Moni could not say anything else after this. Really, Khuro had reasons to be proud. Picking up a shovel that was lying on the floor, Khuro said, “I am digging the pit. You all give a hand in bringing the wood.” Khuro was busy digging, we were carrying the wood, when suddenly Noru said, “Hasn’t the dead body swollen up to double its size?” “Without looking anywhere Khuro replied, “Won’t it swell? All the blankets and quilts have been drenched in the rain.” “But cotton is supposed to squeeze smaller when wet, not swell up.” “You have too much of intelligence. Do what you are doing,” replied Khuro in anger.
The job of collecting the wood was almost done. Noru had kept a constant watch over the cot of the dead body. He stopped suddenly and said, “Khuro, the dead body seems to be moving.” Khuro had finished his work. Throwing the spade away he said, “I have never seen such a coward like you, Noru. Why do you volunteer for such work? Go and fetch the remaining wood. Let me arrange the pyre. You donkey!”
A couple of minutes elapsed. Now Moni suddenly jumped a few steps back and warily said, “ No, Khuro. Things don’t seem to be all right. The dead body really seemed to move.” Giving out a loud laugh Khuro smiled and said, “You youngsters, do you want to scare me? Someone who has cremated over a thousand dead bodies?” “See it’s moving again,” said Noru. “Yes, moving. It has become a ghost to eat you up”. But even before he could finish his sentence, the wrapped up dead body sat up kneeling on the cot and shouted in a shrill, fearful voice, “No, no. Not Noru. I will eat Gopal.” Scared to death, we started running as fast as we could. There was a huge pile of wood in front of Gopal-khuro. Unable to run behind us, he went and jumped into the Ganges. Standing abreast in that cold water, he kept on shouting, “Oh my God, I’m going to die. The ghost is going to eat me up. Ram –Ram- Ram-”
The ghost on the other hand uncovered his face and kept on shouting, “Hey Nirmal, hey Moni, hey Noru, don’t run away. I am Lalu. Come back, come back—” Lalu’s voice reached us. Ashamed at our stupidity, all of us came back. Shivering in the cold, Gopal-khuro also came up to the embankment. Lalu paid obeisance to him and added in a shy tone, “Everyone left in fear of the rain. But I could not leave the dead body and go, so I had gone under the quilt.” “Very good, dear. You’ve done a wise job. Now go, smear yourself with the holy mud and take a dip in the Ganges. I’ve never seen such a wicked boy in my life.” But actually he had forgiven him wholeheartedly. He realized that displaying such fearlessness was impossible for him. Actually, staying alone at night with a dead body inflicted by cholera, amidst all the infected bedding was no mean feat.
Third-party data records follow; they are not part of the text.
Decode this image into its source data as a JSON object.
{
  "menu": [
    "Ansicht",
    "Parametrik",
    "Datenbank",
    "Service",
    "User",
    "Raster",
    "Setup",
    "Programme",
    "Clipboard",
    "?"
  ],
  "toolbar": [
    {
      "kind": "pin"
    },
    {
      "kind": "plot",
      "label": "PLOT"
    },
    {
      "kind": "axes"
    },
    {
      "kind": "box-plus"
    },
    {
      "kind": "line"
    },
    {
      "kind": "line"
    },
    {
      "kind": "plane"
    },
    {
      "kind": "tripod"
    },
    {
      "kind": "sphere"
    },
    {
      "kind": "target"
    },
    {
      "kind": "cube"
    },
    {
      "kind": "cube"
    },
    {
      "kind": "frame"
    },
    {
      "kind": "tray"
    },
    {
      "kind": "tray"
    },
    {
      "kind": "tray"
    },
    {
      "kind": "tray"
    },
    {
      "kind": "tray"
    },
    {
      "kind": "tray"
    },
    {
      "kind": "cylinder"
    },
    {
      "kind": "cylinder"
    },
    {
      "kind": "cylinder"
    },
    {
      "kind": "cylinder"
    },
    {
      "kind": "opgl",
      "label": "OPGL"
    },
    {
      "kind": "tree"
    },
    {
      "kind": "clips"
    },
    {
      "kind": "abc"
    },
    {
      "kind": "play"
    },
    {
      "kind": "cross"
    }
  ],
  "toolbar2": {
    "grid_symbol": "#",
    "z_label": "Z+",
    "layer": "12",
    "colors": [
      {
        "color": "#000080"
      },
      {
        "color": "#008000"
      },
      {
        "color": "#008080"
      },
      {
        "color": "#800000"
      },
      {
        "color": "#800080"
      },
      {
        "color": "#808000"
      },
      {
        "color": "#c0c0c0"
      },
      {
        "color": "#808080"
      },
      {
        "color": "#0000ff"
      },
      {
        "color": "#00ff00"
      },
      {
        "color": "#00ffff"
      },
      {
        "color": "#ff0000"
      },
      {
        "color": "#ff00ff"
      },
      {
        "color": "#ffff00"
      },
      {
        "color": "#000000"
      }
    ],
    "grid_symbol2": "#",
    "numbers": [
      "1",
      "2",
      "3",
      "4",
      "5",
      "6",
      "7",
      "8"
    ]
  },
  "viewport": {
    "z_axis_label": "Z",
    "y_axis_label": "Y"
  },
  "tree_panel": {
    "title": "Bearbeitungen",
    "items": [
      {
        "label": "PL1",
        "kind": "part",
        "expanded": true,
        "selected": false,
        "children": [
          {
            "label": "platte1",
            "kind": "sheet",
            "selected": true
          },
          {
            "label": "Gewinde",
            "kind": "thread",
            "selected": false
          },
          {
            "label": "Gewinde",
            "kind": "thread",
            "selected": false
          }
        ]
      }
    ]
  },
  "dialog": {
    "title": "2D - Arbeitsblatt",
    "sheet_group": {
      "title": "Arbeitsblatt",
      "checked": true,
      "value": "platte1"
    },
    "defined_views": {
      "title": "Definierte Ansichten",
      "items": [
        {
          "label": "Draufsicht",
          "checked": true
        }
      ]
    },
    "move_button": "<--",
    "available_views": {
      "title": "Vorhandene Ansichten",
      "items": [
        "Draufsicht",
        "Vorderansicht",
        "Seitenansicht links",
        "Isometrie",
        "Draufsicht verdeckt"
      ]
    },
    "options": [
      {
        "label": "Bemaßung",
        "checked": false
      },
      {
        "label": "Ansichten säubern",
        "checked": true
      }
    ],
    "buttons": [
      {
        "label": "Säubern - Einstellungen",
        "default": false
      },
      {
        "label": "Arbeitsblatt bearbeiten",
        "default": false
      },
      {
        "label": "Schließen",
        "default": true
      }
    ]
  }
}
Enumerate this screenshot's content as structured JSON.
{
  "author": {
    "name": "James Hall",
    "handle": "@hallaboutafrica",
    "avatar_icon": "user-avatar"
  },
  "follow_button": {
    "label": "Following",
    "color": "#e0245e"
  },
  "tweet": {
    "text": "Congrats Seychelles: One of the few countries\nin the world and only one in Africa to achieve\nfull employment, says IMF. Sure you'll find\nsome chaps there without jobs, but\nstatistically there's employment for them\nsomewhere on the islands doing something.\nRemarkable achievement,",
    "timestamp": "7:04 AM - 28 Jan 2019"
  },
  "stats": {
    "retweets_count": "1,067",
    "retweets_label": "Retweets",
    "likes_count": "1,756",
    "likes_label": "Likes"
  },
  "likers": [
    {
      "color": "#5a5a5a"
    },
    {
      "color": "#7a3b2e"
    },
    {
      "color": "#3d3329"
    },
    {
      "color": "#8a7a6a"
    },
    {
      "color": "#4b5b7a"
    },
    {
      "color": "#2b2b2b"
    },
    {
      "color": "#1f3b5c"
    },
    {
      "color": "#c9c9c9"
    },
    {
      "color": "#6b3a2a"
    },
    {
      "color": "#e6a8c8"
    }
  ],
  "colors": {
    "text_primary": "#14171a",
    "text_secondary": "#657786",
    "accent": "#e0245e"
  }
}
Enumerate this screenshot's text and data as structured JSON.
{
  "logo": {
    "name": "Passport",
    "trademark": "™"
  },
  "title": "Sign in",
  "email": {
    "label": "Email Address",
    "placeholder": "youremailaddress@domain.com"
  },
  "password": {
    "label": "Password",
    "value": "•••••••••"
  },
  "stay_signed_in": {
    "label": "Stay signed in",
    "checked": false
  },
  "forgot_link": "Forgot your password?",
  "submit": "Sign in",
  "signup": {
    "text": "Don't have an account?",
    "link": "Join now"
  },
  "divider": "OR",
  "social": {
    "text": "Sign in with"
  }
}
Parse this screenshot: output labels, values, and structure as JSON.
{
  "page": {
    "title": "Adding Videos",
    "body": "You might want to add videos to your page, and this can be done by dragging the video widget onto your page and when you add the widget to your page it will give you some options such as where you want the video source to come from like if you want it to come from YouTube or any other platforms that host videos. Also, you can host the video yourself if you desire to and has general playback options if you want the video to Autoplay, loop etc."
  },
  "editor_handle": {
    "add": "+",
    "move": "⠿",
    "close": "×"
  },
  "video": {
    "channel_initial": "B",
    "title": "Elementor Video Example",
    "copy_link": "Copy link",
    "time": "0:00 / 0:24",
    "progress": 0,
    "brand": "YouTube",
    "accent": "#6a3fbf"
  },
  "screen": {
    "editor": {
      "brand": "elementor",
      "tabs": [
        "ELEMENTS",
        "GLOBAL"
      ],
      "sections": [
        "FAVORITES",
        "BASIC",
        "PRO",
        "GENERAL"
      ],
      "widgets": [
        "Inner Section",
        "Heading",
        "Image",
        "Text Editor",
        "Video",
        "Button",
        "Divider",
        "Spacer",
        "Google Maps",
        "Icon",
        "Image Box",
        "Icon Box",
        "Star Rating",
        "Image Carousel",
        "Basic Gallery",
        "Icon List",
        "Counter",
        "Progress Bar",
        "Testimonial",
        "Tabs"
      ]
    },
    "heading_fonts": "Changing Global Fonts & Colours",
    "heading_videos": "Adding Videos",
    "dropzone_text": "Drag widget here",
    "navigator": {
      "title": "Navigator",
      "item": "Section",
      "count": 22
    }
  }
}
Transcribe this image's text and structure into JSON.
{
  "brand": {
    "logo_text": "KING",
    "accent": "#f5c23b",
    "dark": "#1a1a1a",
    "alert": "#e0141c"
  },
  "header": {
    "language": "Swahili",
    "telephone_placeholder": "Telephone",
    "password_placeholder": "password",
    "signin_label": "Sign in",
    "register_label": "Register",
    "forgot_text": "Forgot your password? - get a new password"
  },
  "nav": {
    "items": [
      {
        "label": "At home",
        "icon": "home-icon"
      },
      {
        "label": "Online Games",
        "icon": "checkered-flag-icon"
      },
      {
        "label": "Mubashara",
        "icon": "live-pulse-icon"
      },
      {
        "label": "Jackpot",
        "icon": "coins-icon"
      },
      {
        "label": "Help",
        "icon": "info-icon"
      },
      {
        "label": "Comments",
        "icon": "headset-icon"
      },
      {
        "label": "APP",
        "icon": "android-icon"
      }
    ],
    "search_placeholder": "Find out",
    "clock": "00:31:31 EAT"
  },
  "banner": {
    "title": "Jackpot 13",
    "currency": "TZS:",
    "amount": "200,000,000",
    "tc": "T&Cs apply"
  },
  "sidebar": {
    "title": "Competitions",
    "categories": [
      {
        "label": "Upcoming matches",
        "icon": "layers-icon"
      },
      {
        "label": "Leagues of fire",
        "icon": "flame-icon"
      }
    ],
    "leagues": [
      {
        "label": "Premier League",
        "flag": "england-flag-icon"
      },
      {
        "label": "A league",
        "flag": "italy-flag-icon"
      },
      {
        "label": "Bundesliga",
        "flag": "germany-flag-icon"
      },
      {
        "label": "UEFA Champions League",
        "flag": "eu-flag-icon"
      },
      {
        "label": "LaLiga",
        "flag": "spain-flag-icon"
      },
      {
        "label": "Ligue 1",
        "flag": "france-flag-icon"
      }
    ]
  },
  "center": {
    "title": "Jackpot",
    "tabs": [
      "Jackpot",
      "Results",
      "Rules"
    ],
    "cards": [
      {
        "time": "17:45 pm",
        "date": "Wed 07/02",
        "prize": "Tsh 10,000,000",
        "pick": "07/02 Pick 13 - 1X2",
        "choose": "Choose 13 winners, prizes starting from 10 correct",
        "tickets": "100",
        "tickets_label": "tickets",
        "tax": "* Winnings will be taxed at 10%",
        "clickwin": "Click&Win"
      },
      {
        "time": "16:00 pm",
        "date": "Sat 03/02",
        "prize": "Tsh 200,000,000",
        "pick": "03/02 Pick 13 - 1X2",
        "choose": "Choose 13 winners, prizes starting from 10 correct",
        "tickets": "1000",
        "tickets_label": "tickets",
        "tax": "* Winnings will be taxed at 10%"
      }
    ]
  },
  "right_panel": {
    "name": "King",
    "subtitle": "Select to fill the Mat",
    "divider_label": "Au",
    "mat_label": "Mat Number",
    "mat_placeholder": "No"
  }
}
While lighting the pyre, Khuro objected, “No, this cannot be done. If she comes to know about it, his mother will never see me again.” The cremation was over. After a dip in the Ganges, the sun was just rising when we headed home.
The original story [Lalu*] by Saratchandra Chattopadhyay is included in Chhelebelar Galpa ('Childhood stories'), a collection of short stories for children first published by M. C. Sarkar &Sons., Kolkata in Baisakh, 1345 (BE). Actually several of the short stories bear the same title "Lalu", a character drawn after a Rajendranath Majumdar or Raju, a childhood friend of Saratchandra from Bhagalpur, Bihar, and immortalized also as "Indranath" in Saratchandra's famous novel Srikanta.